__WHAT TO PRODUCE__: Where in the data does the word "value" appear? Find those lines and copy them.

---- DATA IN THIS EXERCISE

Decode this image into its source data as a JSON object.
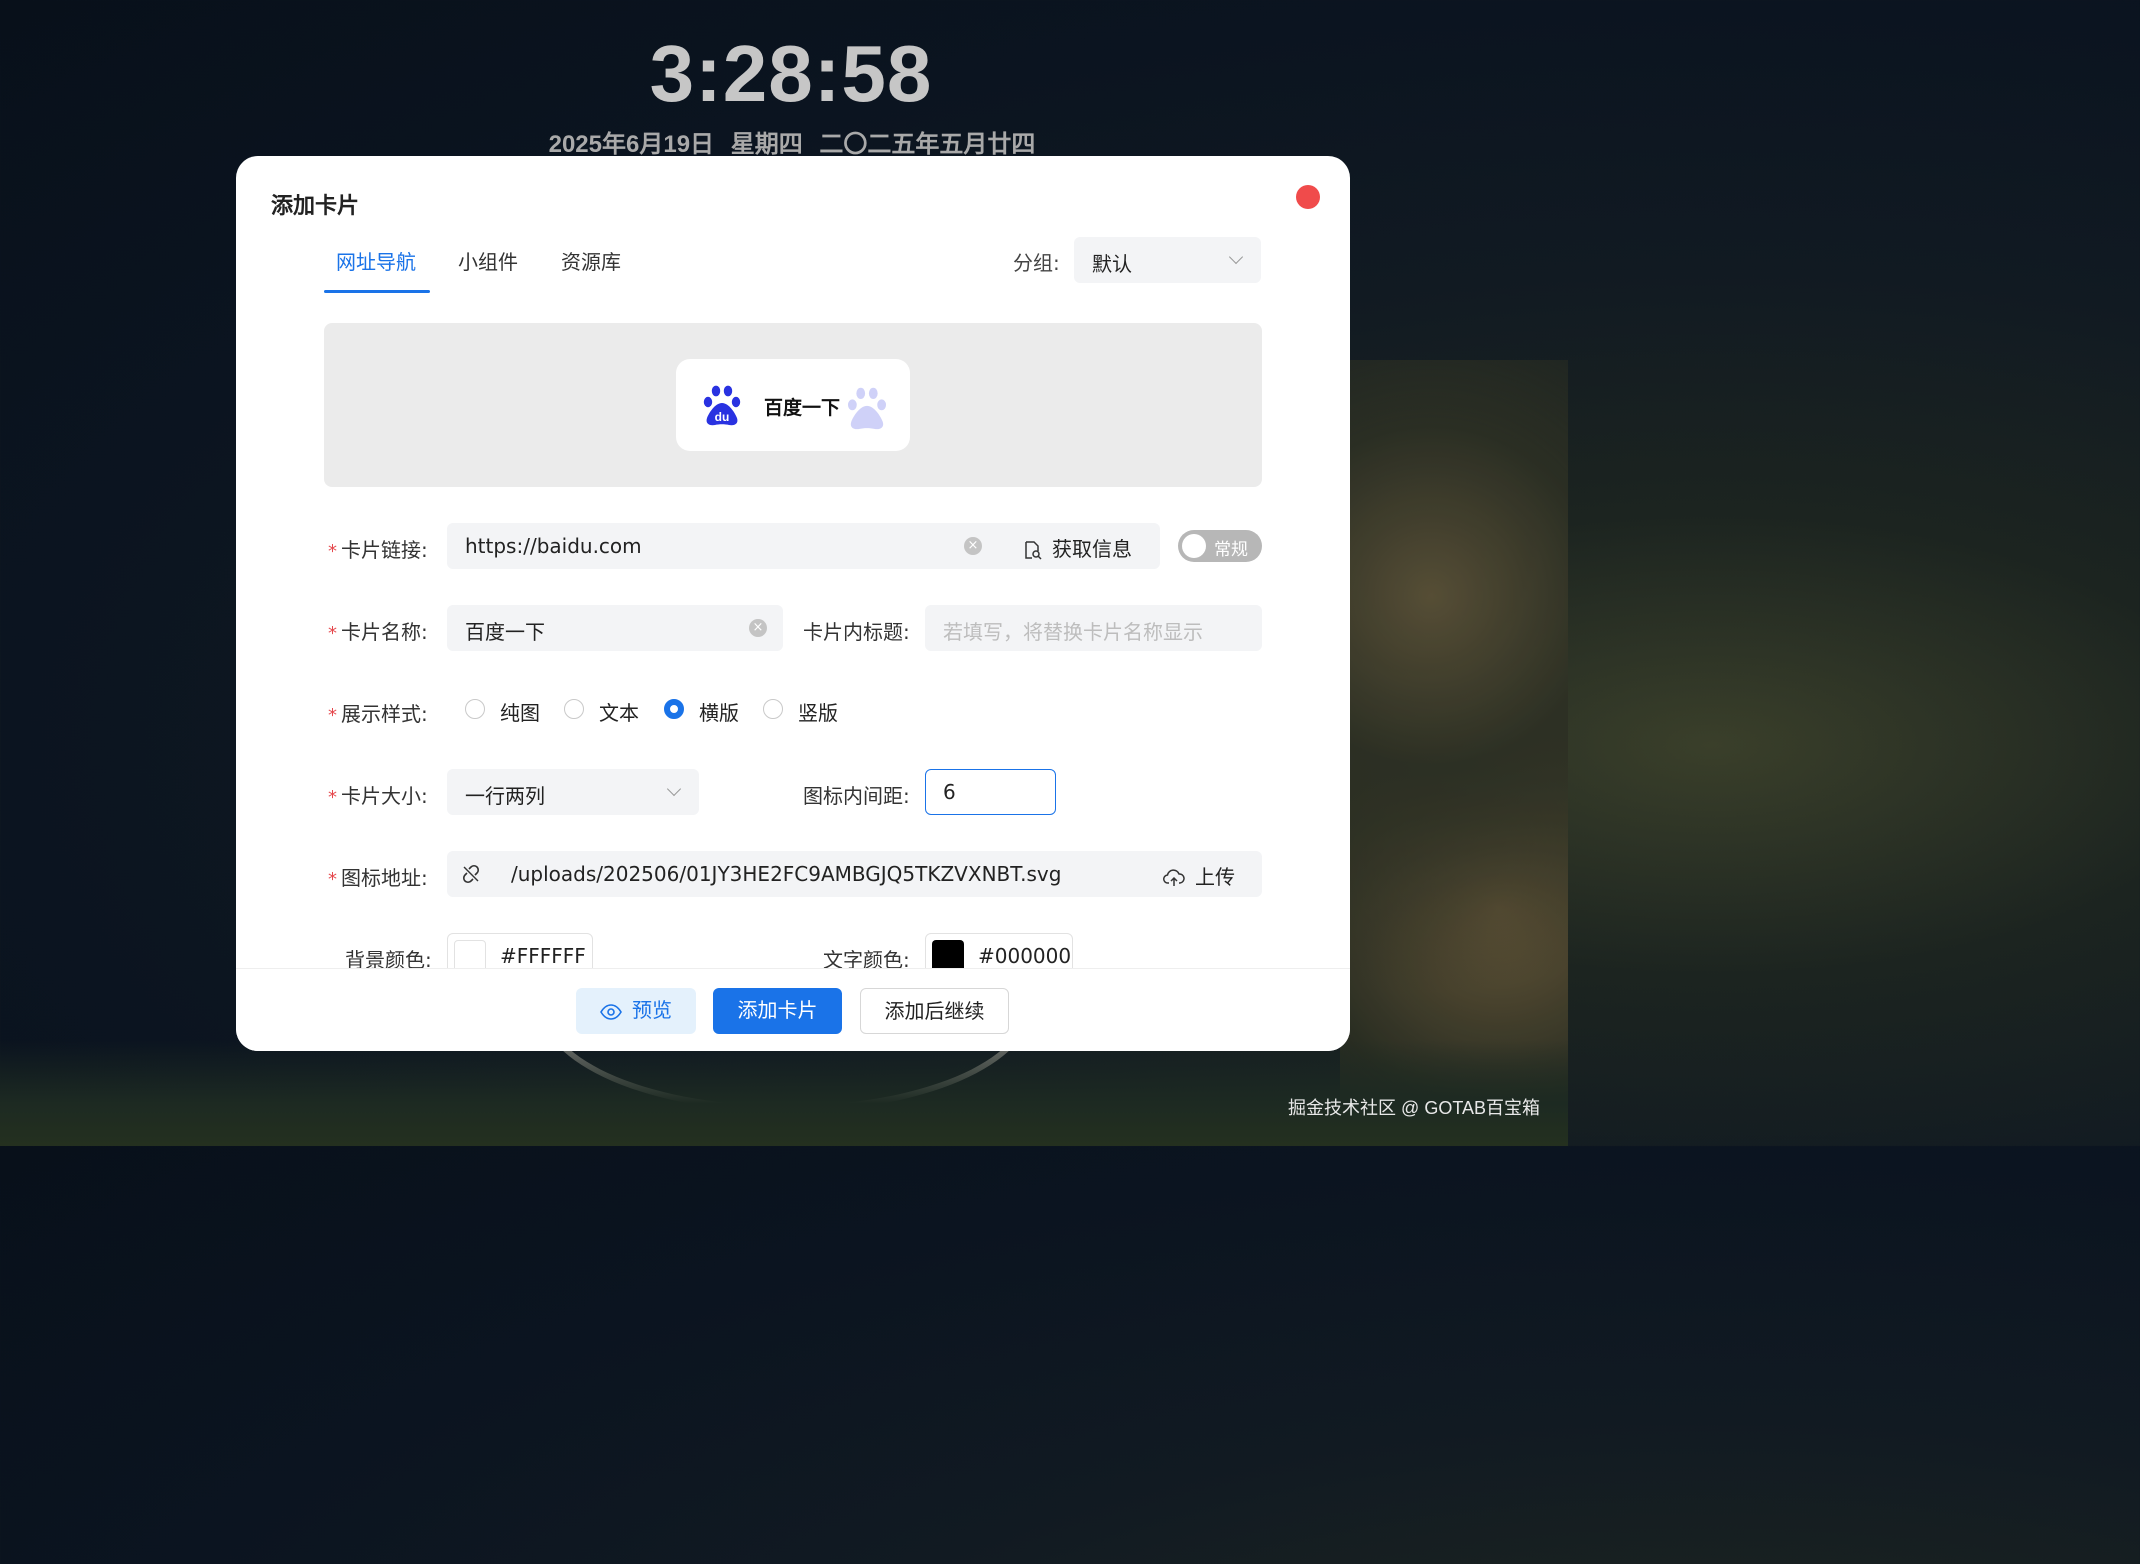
{
  "clock": {
    "time": "3:28:58",
    "date": "2025年6月19日 星期四 二〇二五年五月廿四"
  },
  "dialog": {
    "title": "添加卡片",
    "tabs": [
      {
        "label": "网址导航",
        "active": true
      },
      {
        "label": "小组件"
      },
      {
        "label": "资源库"
      }
    ],
    "group": {
      "label": "分组:",
      "value": "默认"
    },
    "preview_card": {
      "name": "百度一下",
      "logo_icon": "baidu-paw-icon"
    },
    "form": {
      "card_link": {
        "label": "卡片链接:",
        "value": "https://baidu.com",
        "fetch_label": "获取信息"
      },
      "toggle": {
        "label": "常规",
        "on": false
      },
      "card_name": {
        "label": "卡片名称:",
        "value": "百度一下"
      },
      "card_subtitle": {
        "label": "卡片内标题:",
        "placeholder": "若填写，将替换卡片名称显示"
      },
      "display_style": {
        "label": "展示样式:",
        "options": [
          "纯图",
          "文本",
          "横版",
          "竖版"
        ],
        "selected": "横版"
      },
      "card_size": {
        "label": "卡片大小:",
        "value": "一行两列"
      },
      "icon_padding": {
        "label": "图标内间距:",
        "value": "6"
      },
      "icon_url": {
        "label": "图标地址:",
        "value": "/uploads/202506/01JY3HE2FC9AMBGJQ5TKZVXNBT.svg",
        "upload_label": "上传"
      },
      "bg_color": {
        "label": "背景颜色:",
        "value": "#FFFFFF"
      },
      "text_color": {
        "label": "文字颜色:",
        "value": "#000000"
      }
    },
    "footer": {
      "preview": "预览",
      "add": "添加卡片",
      "add_continue": "添加后继续"
    }
  },
  "watermark": "掘金技术社区 @ GOTAB百宝箱",
  "colors": {
    "accent": "#1a73e8",
    "close": "#f04b4b",
    "baidu_blue": "#2932e1"
  }
}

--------

__ANSWER SECTION__:
      "value": "默认"
        "value": "https://baidu.com",
        "value": "百度一下"
        "value": "一行两列"
        "value": "6"
        "value": "/uploads/202506/01JY3HE2FC9AMBGJQ5TKZVXNBT.svg",
        "value": "#FFFFFF"
        "value": "#000000"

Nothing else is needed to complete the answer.